A woman being treated for a neck injury

Can You Claim Whiplash as a Passenger in a Car Accident?

November 10, 2023

Whiplash is one of the most commonly reported injuries following a car accident, and  while often dismissed as a minor injury, whiplash can have lingering effects and severe implications on your quality of life. While drivers frequently seek compensation for whiplash injuries, injured passengers are sometimes left wondering about their rights and entitlements.

So, can a passenger who suffers from whiplash due to a car collision make a claim? In short, yes they can! In the following article, we’re going to take a look at the legal avenues available to passengers, the potential challenges they might face, and the steps to take in seeking compensation for their injuries. Let’s dive in!

What is Whiplash?

Whiplash is a type of neck injury resulting from a sudden and forceful back-and-forth motion, resembling the cracking of a whip. Common in road traffic accidents, especially in rear-end collisions, it affects the soft tissues of the neck, including ligaments, tendons, and muscles. Symptoms of whiplash can range from mild neck pain and stiffness to severe pain, headaches, dizziness, and even cognitive changes in some cases.

Passenger Rights and Eligibility

In the UK, the rights of a passenger in a car accident are quite clear: irrespective of who is at fault – whether it's the driver of the vehicle you were in or the driver of another vehicle – you have a legitimate right to claim compensation if injured.

For whiplash, this is no exception. If you've suffered a whiplash injury as a passenger, you are entitled to claim compensation. And remember, as a passenger, you are typically considered a non-fault party, and thus your ability to claim isn't generally influenced by the actions of the drivers involved - unless in rare circumstances where you knowingly got into a vehicle with a driver who was impaired or took unnecessary risks.

Notifying Your Insurance Company

Contacting Your Insurance Provider

In the aftermath of an accident, it's crucial to notify your insurance company about the incident and any injuries sustained. While the driver's insurance might cover your injuries, having your insurance informed can provide additional support, especially if complications arise during the claims process.

Filing a Passenger Injury Claim

Filing a claim as a passenger is quite similar to doing so as a driver: you'll simply need to provide all relevant details about the accident, including the date, time, location, and any other pertinent information. Ensure you mention your whiplash injury explicitly and any medical attention you've sought. It's beneficial to keep a record of medical reports, as these can serve as evidence to substantiate your claim.

Understanding Passenger Coverage
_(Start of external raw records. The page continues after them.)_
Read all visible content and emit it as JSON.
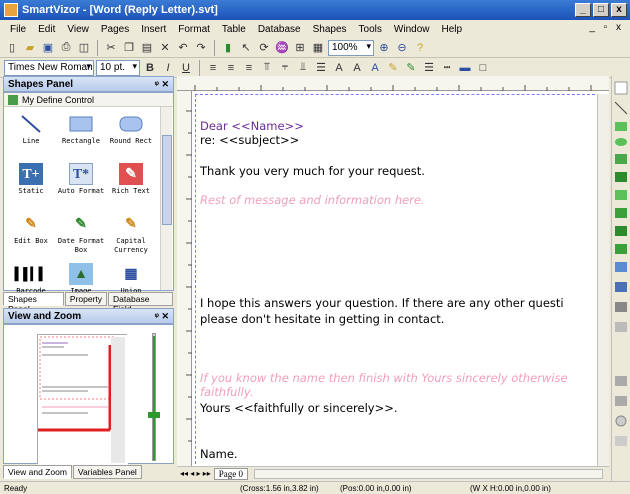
{
  "window": {
    "title": "SmartVizor - [Word (Reply Letter).svt]",
    "controls": [
      "_",
      "□",
      "x"
    ]
  },
  "menu": [
    "File",
    "Edit",
    "View",
    "Pages",
    "Insert",
    "Format",
    "Table",
    "Database",
    "Shapes",
    "Tools",
    "Window",
    "Help"
  ],
  "toolbar": {
    "zoom": "100%",
    "font_name": "Times New Roman",
    "font_size": "10 pt."
  },
  "shapes_panel": {
    "title": "Shapes Panel",
    "category": "My Define Control",
    "items": [
      {
        "label": "Line",
        "icon": "line-icon"
      },
      {
        "label": "Rectangle",
        "icon": "rectangle-icon"
      },
      {
        "label": "Round Rect",
        "icon": "round-rect-icon"
      },
      {
        "label": "Static",
        "icon": "static-text-icon"
      },
      {
        "label": "Auto Format",
        "icon": "auto-format-icon"
      },
      {
        "label": "Rich Text",
        "icon": "rich-text-icon"
      },
      {
        "label": "Edit Box",
        "icon": "edit-box-icon"
      },
      {
        "label": "Date Format Box",
        "icon": "date-format-icon"
      },
      {
        "label": "Capital Currency",
        "icon": "capital-currency-icon"
      },
      {
        "label": "Barcode",
        "icon": "barcode-icon"
      },
      {
        "label": "Image",
        "icon": "image-icon"
      },
      {
        "label": "Union",
        "icon": "union-icon"
      }
    ],
    "tabs": [
      "Shapes Panel",
      "Property",
      "Database Field"
    ]
  },
  "view_zoom": {
    "title": "View and Zoom",
    "tabs": [
      "View and Zoom",
      "Variables Panel"
    ]
  },
  "document": {
    "lines": [
      {
        "text": "Dear <<Name>>",
        "style": "purple"
      },
      {
        "text": "re:  <<subject>>",
        "style": "normal"
      },
      {
        "text": "Thank you very much for your request.",
        "style": "normal"
      },
      {
        "text": "Rest of message and information here.",
        "style": "pink"
      },
      {
        "text": "I hope this answers your question.  If there are any other questi",
        "style": "normal"
      },
      {
        "text": "please don't hesitate in getting in contact.",
        "style": "normal"
      },
      {
        "text": "If you know the name then finish with Yours sincerely otherwise",
        "style": "pink"
      },
      {
        "text": "faithfully.",
        "style": "pink"
      },
      {
        "text": "Yours <<faithfully or sincerely>>.",
        "style": "normal"
      },
      {
        "text": "Name.",
        "style": "normal"
      }
    ]
  },
  "page_tab": "Page  0",
  "status": {
    "ready": "Ready",
    "cross": "(Cross:1.56 in,3.82 in)",
    "pos": "(Pos:0.00 in,0.00 in)",
    "size": "(W X H:0.00 in,0.00 in)"
  }
}
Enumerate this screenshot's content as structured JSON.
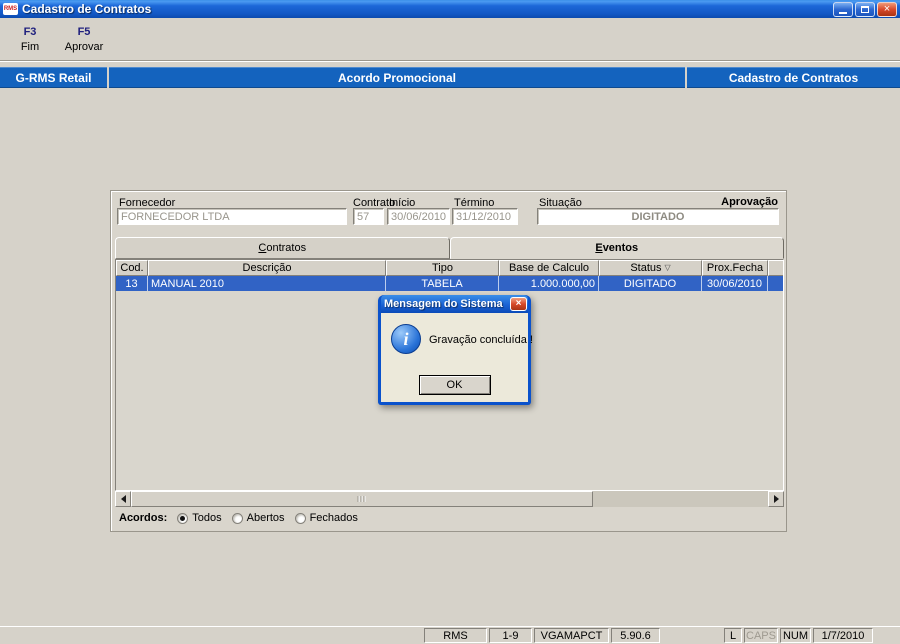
{
  "colors": {
    "desktop-gray": "#d6d2c9",
    "header-blue": "#1463be",
    "selected-row-blue": "#3163c5",
    "close-red": "#d8492a",
    "dialog-frame-blue": "#0a52cc",
    "dialog-body": "#ece9da"
  },
  "window": {
    "title": "Cadastro de Contratos",
    "icon_text": "RMS",
    "close_glyph": "×"
  },
  "toolbar": {
    "buttons": [
      {
        "key": "F3",
        "label": "Fim"
      },
      {
        "key": "F5",
        "label": "Aprovar"
      }
    ]
  },
  "header": {
    "left": "G-RMS Retail",
    "center": "Acordo Promocional",
    "right": "Cadastro de Contratos"
  },
  "form": {
    "fornecedor": {
      "label": "Fornecedor",
      "value": "FORNECEDOR LTDA"
    },
    "contrato": {
      "label": "Contrato",
      "value": "57"
    },
    "inicio": {
      "label": "Início",
      "value": "30/06/2010"
    },
    "termino": {
      "label": "Término",
      "value": "31/12/2010"
    },
    "situacao": {
      "label": "Situação",
      "value": "DIGITADO"
    },
    "aprovacao": {
      "label": "Aprovação"
    }
  },
  "tabs": [
    {
      "label": "Contratos",
      "active": false
    },
    {
      "label": "Eventos",
      "active": true
    }
  ],
  "table": {
    "columns": [
      "Cod.",
      "Descrição",
      "Tipo",
      "Base de Calculo",
      "Status",
      "Prox.Fecha"
    ],
    "sort_glyph": "▽",
    "rows": [
      {
        "cod": "13",
        "descricao": "MANUAL 2010",
        "tipo": "TABELA",
        "base": "1.000.000,00",
        "status": "DIGITADO",
        "prox": "30/06/2010",
        "selected": true
      }
    ]
  },
  "dialog": {
    "title": "Mensagem do Sistema",
    "message": "Gravação concluída !",
    "ok_label": "OK",
    "close_glyph": "×"
  },
  "filter": {
    "label": "Acordos:",
    "options": [
      {
        "label": "Todos",
        "selected": true
      },
      {
        "label": "Abertos",
        "selected": false
      },
      {
        "label": "Fechados",
        "selected": false
      }
    ]
  },
  "statusbar": {
    "cells": [
      {
        "label": "RMS"
      },
      {
        "label": "1-9"
      },
      {
        "label": "VGAMAPCT"
      },
      {
        "label": "5.90.6"
      },
      {
        "label": "L"
      },
      {
        "label": "CAPS",
        "disabled": true
      },
      {
        "label": "NUM"
      },
      {
        "label": "1/7/2010"
      }
    ]
  }
}
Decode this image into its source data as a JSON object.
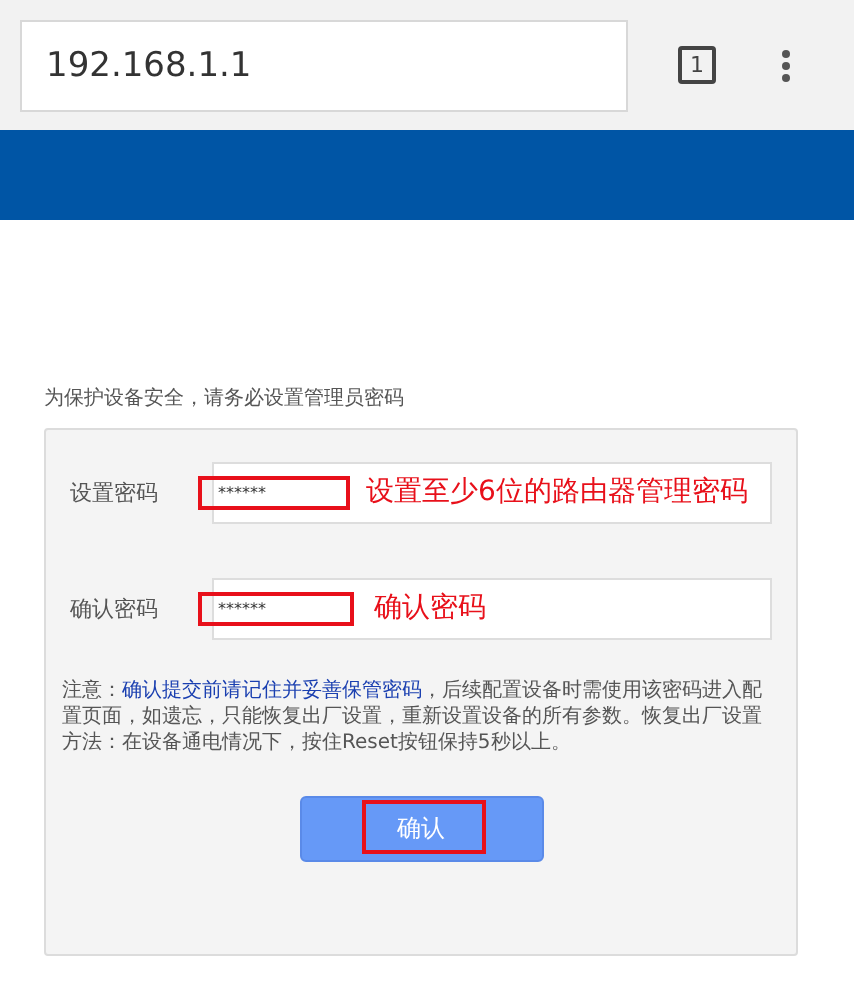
{
  "browser": {
    "url": "192.168.1.1",
    "tab_count": "1"
  },
  "intro": "为保护设备安全，请务必设置管理员密码",
  "fields": [
    {
      "label": "设置密码",
      "value": "******",
      "annotation": "设置至少6位的路由器管理密码"
    },
    {
      "label": "确认密码",
      "value": "******",
      "annotation": "确认密码"
    }
  ],
  "note": {
    "prefix": "注意：",
    "emphasis": "确认提交前请记住并妥善保管密码",
    "suffix": "，后续配置设备时需使用该密码进入配置页面，如遗忘，只能恢复出厂设置，重新设置设备的所有参数。恢复出厂设置方法：在设备通电情况下，按住Reset按钮保持5秒以上。"
  },
  "button": {
    "label": "确认"
  }
}
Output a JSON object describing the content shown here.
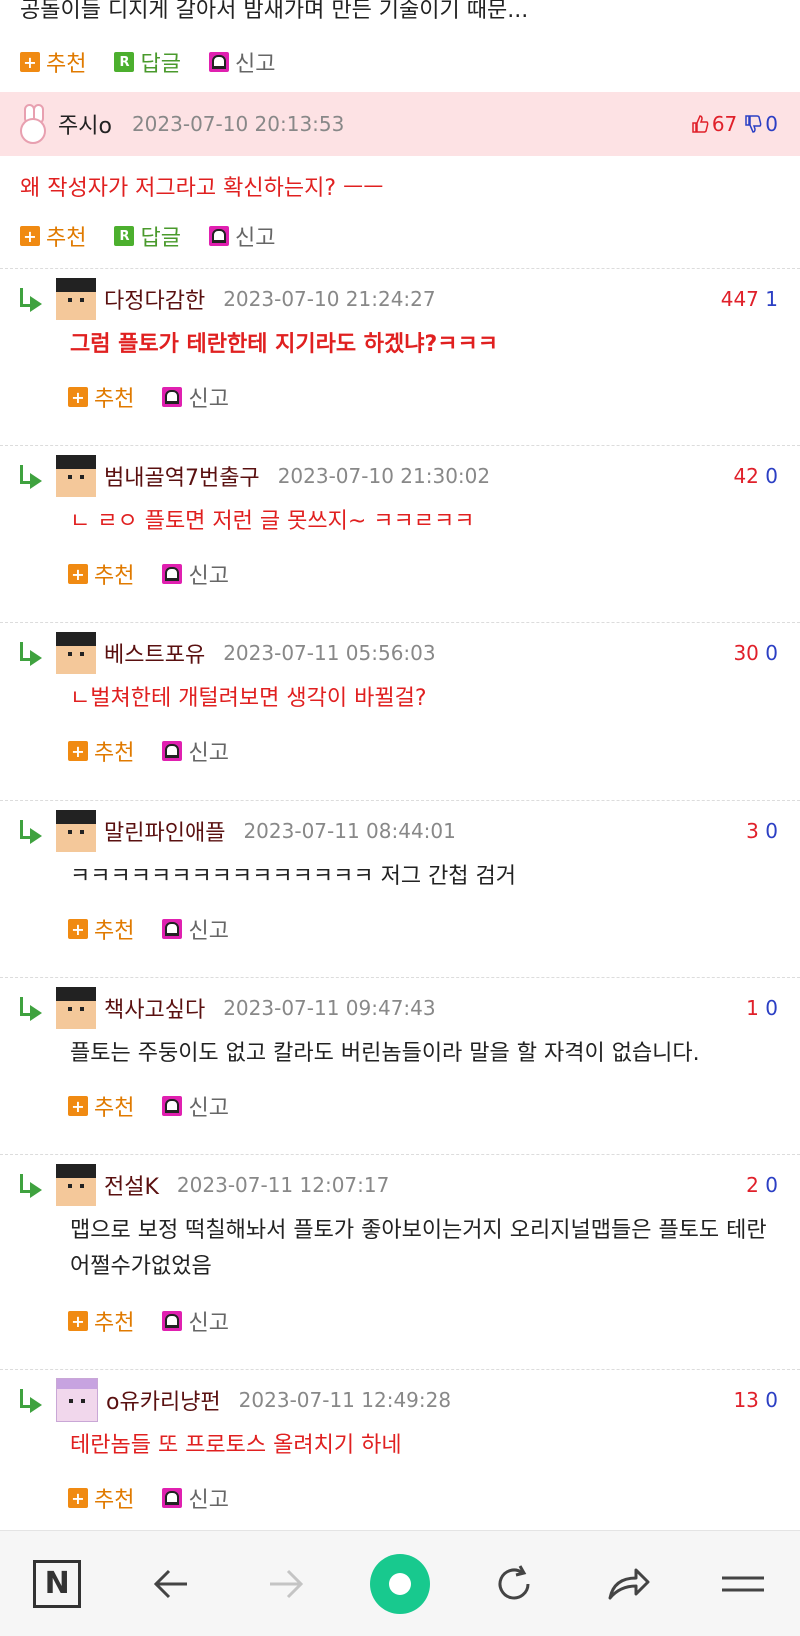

In many car insurance policies, there's a provision called "passenger coverage" or similar. This coverage is designed to compensate passengers for medical expenses, lost wages, and other related damages in the event of an accident. It’s always a good idea to familiarise yourself with the specifics of this coverage, as it can play a pivotal role in your claim, especially if the driver at fault lacks sufficient insurance. Additionally, seeking the help of accident management services can be invaluable when it comes to making more complex claims.

Calculating Compensation

The amount of compensation you can receive for a whiplash injury as a passenger depends on several factors, including the severity of the injury, the recovery time, any long-term implications, as well as the impact it has on your daily life and ability to work.

Typically, in the UK, minor whiplash injuries with a recovery period of up to a few months might garner compensation ranging from a few hundred to several thousand pounds. However, if your injury has severe implications, resulting in chronic pain or long-term medical complications, the compensation could be substantially higher.

Besides the physical aspects, the psychological impact of the accident, any potential loss of earnings, and costs for treatments or therapies will also factor into the compensation calculation. It's essential to document all expenses and potential future costs associated with the injury, but be sure you’re able to corroborate these expenses with evidence (such as a medical document).

The Claims Process

Starting your claim process involves first notifying your insurance company, as mentioned above. Once that's done, the typical steps include:

  • Gathering Evidence: This involves collecting all pertinent information about the accident – photos, witness statements, medical reports, and any other relevant documentation.
  • Medical Examination: An independent medical examination might be required to ascertain the extent of your injuries and estimate the potential recovery time. It’s always a good idea to go straight to your local A&E after you’ve been in a car accident, even if you feel fine. Not only will you protect yourself against ‘hidden’ delayed injuries, but you’ll also have documented proof of any sustained injuries.
  • Legal Representation: While not mandatory, it can be a good idea to seek legal counsel or get help from a claims management service to guide you through the process; with experts on your side, you’re more likely to get the compensation you rightfully deserve.
  • Negotiation & Settlement: Once your claim is filed, there might be a period of negotiation between your representatives and the insurance company. While most claims are settled out of court, the case might proceed to court - but this usually only occurs if an agreement cannot be reached, or one driver is refusing to admit liability.

The Bottom Line

Being involved in a car accident as a passenger - in particular if you sustain an impactful injury - can be a distressing experience, especially if the driver at fault isn’t adequately insured. If you’re in this situation, seeking the expertise of accident management services or a legal professional can streamline the process and ensure that your interests are adequately protected, and you get the compensation you deserve.